__Excerpts from an interface dataset__:

##############################

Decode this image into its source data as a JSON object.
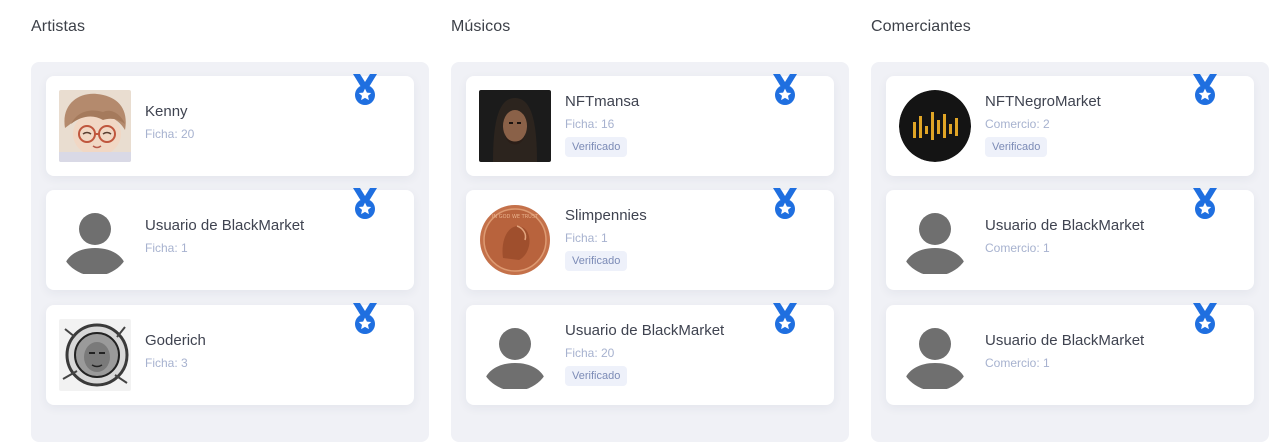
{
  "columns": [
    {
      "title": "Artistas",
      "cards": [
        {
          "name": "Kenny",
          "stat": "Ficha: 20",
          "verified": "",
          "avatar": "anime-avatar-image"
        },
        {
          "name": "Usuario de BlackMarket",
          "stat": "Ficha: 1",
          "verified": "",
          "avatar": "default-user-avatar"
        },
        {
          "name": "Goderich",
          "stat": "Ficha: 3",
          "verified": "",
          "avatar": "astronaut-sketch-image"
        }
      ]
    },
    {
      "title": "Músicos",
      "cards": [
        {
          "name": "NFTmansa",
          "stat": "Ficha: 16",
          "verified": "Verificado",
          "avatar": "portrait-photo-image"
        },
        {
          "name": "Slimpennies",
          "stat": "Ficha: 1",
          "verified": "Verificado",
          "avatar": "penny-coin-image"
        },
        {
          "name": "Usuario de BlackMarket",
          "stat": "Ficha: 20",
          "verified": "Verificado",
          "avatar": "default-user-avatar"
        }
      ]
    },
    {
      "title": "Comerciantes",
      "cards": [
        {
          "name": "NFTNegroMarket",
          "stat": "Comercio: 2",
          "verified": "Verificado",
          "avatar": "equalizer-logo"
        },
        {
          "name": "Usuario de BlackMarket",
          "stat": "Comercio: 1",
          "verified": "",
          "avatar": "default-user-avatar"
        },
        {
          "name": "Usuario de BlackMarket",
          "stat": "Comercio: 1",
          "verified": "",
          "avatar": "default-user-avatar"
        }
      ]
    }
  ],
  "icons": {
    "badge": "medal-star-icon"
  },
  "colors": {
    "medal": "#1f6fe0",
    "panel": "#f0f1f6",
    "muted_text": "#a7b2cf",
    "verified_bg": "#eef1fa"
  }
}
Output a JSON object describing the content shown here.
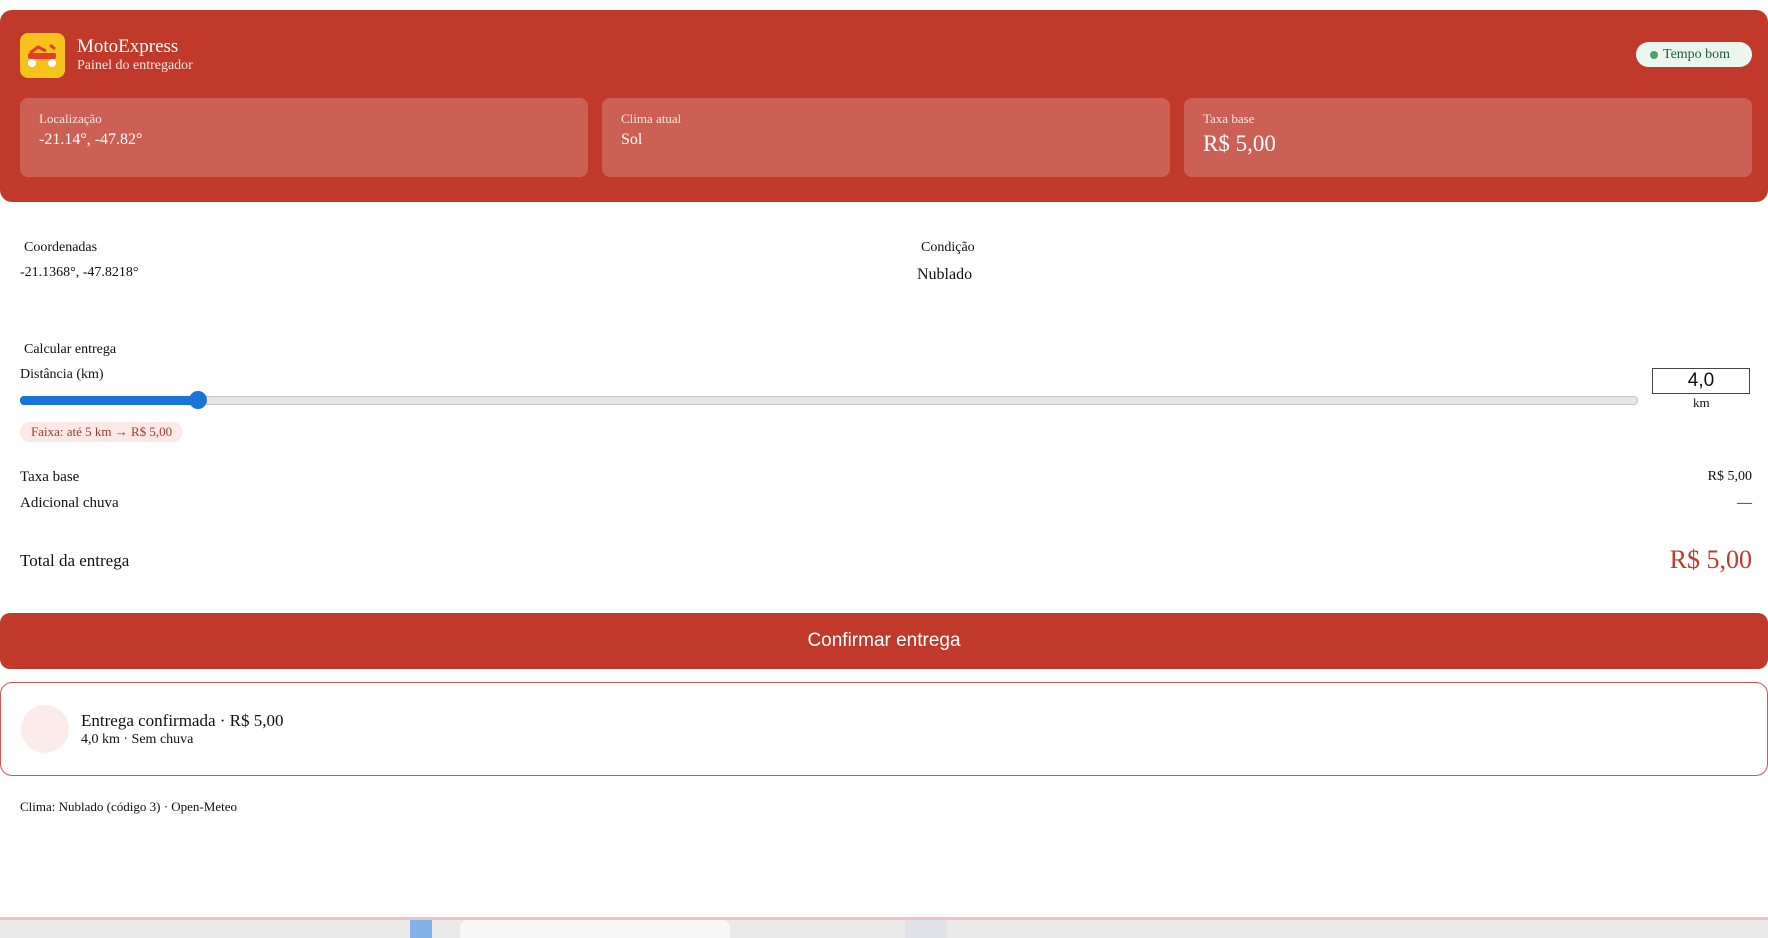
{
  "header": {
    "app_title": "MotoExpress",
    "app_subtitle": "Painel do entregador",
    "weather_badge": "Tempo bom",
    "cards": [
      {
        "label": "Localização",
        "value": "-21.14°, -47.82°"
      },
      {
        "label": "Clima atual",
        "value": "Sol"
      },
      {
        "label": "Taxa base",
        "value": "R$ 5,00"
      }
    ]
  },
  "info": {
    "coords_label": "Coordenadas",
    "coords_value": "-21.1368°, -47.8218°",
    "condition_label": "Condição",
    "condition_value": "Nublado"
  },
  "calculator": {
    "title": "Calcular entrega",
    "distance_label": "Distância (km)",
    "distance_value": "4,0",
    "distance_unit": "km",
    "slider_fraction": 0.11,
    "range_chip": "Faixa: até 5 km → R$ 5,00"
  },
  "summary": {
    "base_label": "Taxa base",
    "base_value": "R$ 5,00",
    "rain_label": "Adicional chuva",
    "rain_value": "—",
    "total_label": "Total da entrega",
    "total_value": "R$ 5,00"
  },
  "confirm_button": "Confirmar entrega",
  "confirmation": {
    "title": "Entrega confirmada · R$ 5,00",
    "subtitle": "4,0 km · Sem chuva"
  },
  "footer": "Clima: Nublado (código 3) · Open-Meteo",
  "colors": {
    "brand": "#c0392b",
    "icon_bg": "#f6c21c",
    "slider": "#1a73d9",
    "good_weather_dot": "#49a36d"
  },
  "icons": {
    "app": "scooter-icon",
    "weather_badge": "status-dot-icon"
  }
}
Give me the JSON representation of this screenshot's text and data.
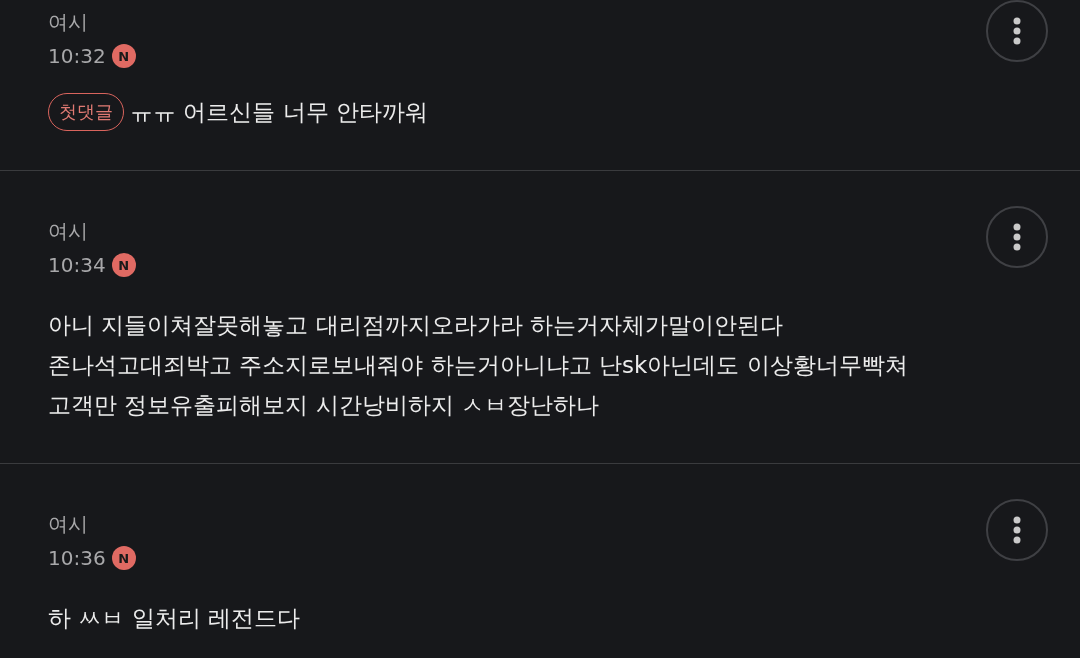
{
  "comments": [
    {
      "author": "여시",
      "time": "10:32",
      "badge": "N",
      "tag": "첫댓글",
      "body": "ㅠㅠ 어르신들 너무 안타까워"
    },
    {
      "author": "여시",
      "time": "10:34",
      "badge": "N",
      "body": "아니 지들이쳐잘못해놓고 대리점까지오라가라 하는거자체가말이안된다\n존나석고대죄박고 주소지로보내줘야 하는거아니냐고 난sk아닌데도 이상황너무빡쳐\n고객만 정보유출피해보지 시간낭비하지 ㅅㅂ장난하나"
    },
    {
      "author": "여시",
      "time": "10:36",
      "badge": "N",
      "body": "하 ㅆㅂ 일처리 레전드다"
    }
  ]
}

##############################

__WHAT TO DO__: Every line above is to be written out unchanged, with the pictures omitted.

__RESULT OF THIS TASK__:
Decode this image into its source data as a JSON object.
{
  "columns": [
    {
      "title": "Artistas",
      "cards": [
        {
          "name": "Kenny",
          "stat": "Ficha: 20",
          "verified": "",
          "avatar": "anime-avatar-image"
        },
        {
          "name": "Usuario de BlackMarket",
          "stat": "Ficha: 1",
          "verified": "",
          "avatar": "default-user-avatar"
        },
        {
          "name": "Goderich",
          "stat": "Ficha: 3",
          "verified": "",
          "avatar": "astronaut-sketch-image"
        }
      ]
    },
    {
      "title": "Músicos",
      "cards": [
        {
          "name": "NFTmansa",
          "stat": "Ficha: 16",
          "verified": "Verificado",
          "avatar": "portrait-photo-image"
        },
        {
          "name": "Slimpennies",
          "stat": "Ficha: 1",
          "verified": "Verificado",
          "avatar": "penny-coin-image"
        },
        {
          "name": "Usuario de BlackMarket",
          "stat": "Ficha: 20",
          "verified": "Verificado",
          "avatar": "default-user-avatar"
        }
      ]
    },
    {
      "title": "Comerciantes",
      "cards": [
        {
          "name": "NFTNegroMarket",
          "stat": "Comercio: 2",
          "verified": "Verificado",
          "avatar": "equalizer-logo"
        },
        {
          "name": "Usuario de BlackMarket",
          "stat": "Comercio: 1",
          "verified": "",
          "avatar": "default-user-avatar"
        },
        {
          "name": "Usuario de BlackMarket",
          "stat": "Comercio: 1",
          "verified": "",
          "avatar": "default-user-avatar"
        }
      ]
    }
  ],
  "icons": {
    "badge": "medal-star-icon"
  },
  "colors": {
    "medal": "#1f6fe0",
    "panel": "#f0f1f6",
    "muted_text": "#a7b2cf",
    "verified_bg": "#eef1fa"
  }
}
Output a JSON object describing the content shown here.
{
  "header": {
    "app_title": "MotoExpress",
    "app_subtitle": "Painel do entregador",
    "weather_badge": "Tempo bom",
    "cards": [
      {
        "label": "Localização",
        "value": "-21.14°, -47.82°"
      },
      {
        "label": "Clima atual",
        "value": "Sol"
      },
      {
        "label": "Taxa base",
        "value": "R$ 5,00"
      }
    ]
  },
  "info": {
    "coords_label": "Coordenadas",
    "coords_value": "-21.1368°, -47.8218°",
    "condition_label": "Condição",
    "condition_value": "Nublado"
  },
  "calculator": {
    "title": "Calcular entrega",
    "distance_label": "Distância (km)",
    "distance_value": "4,0",
    "distance_unit": "km",
    "slider_fraction": 0.11,
    "range_chip": "Faixa: até 5 km → R$ 5,00"
  },
  "summary": {
    "base_label": "Taxa base",
    "base_value": "R$ 5,00",
    "rain_label": "Adicional chuva",
    "rain_value": "—",
    "total_label": "Total da entrega",
    "total_value": "R$ 5,00"
  },
  "confirm_button": "Confirmar entrega",
  "confirmation": {
    "title": "Entrega confirmada · R$ 5,00",
    "subtitle": "4,0 km · Sem chuva"
  },
  "footer": "Clima: Nublado (código 3) · Open-Meteo",
  "colors": {
    "brand": "#c0392b",
    "icon_bg": "#f6c21c",
    "slider": "#1a73d9",
    "good_weather_dot": "#49a36d"
  },
  "icons": {
    "app": "scooter-icon",
    "weather_badge": "status-dot-icon"
  }
}
Give me the JSON representation of this screenshot's text and data.
{
  "comments": [
    {
      "author": "여시",
      "time": "10:32",
      "badge": "N",
      "tag": "첫댓글",
      "body": "ㅠㅠ 어르신들 너무 안타까워"
    },
    {
      "author": "여시",
      "time": "10:34",
      "badge": "N",
      "body": "아니 지들이쳐잘못해놓고 대리점까지오라가라 하는거자체가말이안된다\n존나석고대죄박고 주소지로보내줘야 하는거아니냐고 난sk아닌데도 이상황너무빡쳐\n고객만 정보유출피해보지 시간낭비하지 ㅅㅂ장난하나"
    },
    {
      "author": "여시",
      "time": "10:36",
      "badge": "N",
      "body": "하 ㅆㅂ 일처리 레전드다"
    }
  ]
}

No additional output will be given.